I spoke to another Italian friend who lives in England and he was of the opinion that in true Italian fashion, the minute it looks like Venice will fall into to the sea, it will be saved. A bit of drama and a bit of attention, whipped up to a frenzy and it’ll all be fixed. But why does it have to get to that stage before anything will be done? The tourist areas in Venice are hell, congestion has a totally different meaning there, the alleys leading to the main Piazzas are so crowded, you’re literally queuing to get into the squares, there are bins of overflowing rubbish and the canals can be smelly, drainage is obviously an issue. And don’t even try to use the mapping on your phone – too many people, too many buildings. But these areas – San Marco, La Fenice do get funding and have been restored beautifully.

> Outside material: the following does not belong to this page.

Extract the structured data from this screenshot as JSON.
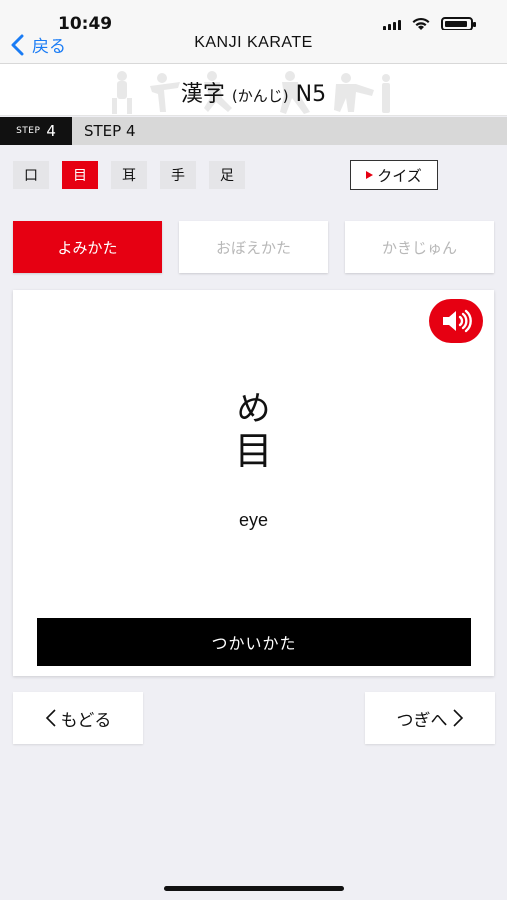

At the moment the Rialto Bridge is undergoing a facelift of the most comprehensive kind. But it’s not enough, for a city to have a soul – and to be cared for – people need to live there. Their identity and lifestyle need to resonate with the tempo of their community. Without that neglect happens, decay sets in, apathy becomes a state of mind and history is allowed to crumble – just fall into the sea.

Venice canal 2

I’ve done a bit of reading since I got home and there have been huge building programmes to create sea defences that will control the winter tides following the same principles as the Thames barriers. It was all supposed to go live last year – but then the Chief Executive was found to have his fingers in the pot and was prosecuted. The programme came to a halt and I don’t know if it was ever finished. As the article says, at a cost of 5.4bn Euros, it has to be finished!

Grand Canal

But what about the architecture? If the foundations can be saved with the sea defences – when they actually do get finished – who is going to give the residential buildings of the city a second chance? Who is going to encourage inhabitants to come back and make their homes in Venice once again? It isn’t a theme park but unless the tides turn, Venice runs the risk of being shut permanently and not just for the winter.

Grand Canal 2